Go over the listing that follows and work out how many lines have the string "region"; reply with the number by itself.

### DATA TO EXAMINE
----
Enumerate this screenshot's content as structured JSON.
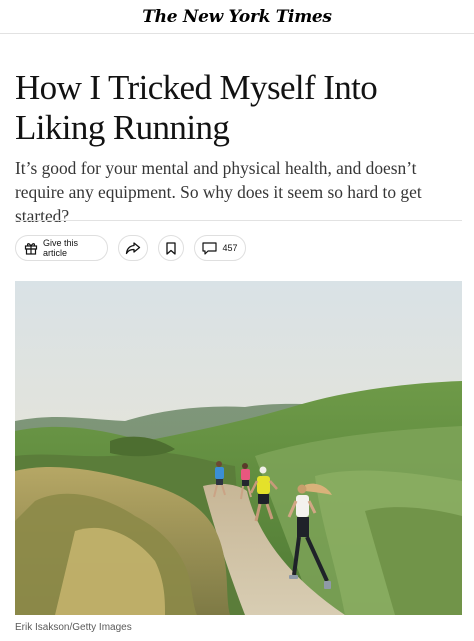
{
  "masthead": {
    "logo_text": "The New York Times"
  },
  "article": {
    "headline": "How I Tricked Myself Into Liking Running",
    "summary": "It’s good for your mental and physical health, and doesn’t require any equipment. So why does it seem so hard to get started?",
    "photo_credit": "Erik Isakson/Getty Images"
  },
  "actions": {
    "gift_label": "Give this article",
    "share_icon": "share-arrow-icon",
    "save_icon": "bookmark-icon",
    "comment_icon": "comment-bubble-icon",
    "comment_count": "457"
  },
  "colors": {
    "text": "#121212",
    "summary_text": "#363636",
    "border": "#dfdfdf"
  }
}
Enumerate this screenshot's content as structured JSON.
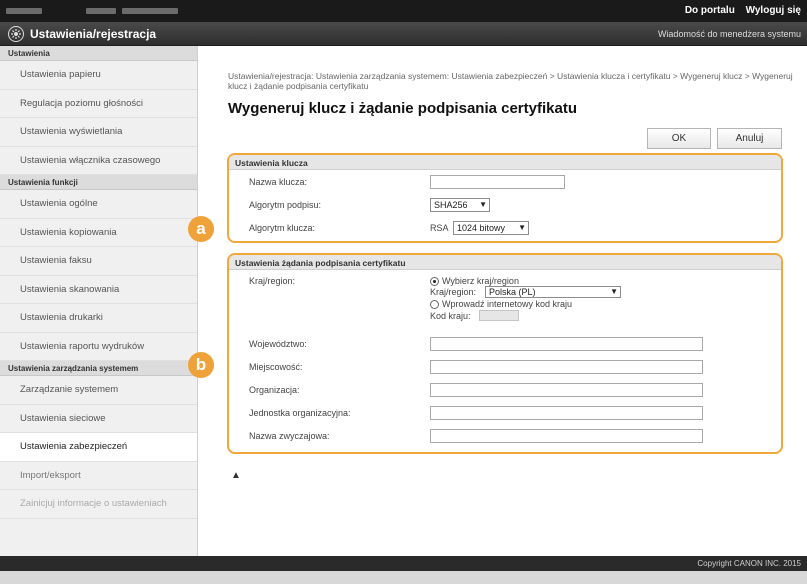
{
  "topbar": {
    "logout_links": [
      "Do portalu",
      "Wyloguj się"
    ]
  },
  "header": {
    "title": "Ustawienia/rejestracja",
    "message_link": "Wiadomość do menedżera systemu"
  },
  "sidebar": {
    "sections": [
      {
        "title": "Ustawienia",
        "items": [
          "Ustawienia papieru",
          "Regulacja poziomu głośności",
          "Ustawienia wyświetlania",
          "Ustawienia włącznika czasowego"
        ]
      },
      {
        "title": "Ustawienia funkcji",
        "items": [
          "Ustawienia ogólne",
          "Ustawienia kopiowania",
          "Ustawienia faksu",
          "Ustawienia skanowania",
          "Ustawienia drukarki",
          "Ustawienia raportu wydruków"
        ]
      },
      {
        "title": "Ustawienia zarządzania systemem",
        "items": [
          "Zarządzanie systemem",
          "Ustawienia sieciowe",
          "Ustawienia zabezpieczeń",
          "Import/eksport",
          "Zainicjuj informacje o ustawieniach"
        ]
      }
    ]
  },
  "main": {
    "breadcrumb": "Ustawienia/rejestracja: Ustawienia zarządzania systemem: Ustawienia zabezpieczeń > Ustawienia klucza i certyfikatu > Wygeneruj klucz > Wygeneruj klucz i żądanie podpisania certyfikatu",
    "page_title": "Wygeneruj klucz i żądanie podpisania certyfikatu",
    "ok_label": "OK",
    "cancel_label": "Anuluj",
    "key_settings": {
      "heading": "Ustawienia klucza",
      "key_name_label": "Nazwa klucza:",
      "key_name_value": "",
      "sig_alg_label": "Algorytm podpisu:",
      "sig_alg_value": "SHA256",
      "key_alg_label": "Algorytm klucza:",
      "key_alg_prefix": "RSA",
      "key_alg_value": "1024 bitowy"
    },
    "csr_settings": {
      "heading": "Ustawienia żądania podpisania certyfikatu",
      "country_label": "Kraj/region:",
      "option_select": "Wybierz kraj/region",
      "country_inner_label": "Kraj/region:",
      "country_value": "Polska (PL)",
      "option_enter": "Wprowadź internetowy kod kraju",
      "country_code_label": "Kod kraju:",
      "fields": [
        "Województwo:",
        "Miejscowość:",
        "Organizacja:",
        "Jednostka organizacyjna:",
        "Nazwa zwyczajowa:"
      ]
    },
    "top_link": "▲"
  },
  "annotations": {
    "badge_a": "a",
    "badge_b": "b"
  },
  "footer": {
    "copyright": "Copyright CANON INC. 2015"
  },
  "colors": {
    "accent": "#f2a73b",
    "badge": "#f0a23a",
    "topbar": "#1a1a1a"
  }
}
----
### RESULT OF THE EXERCISE
3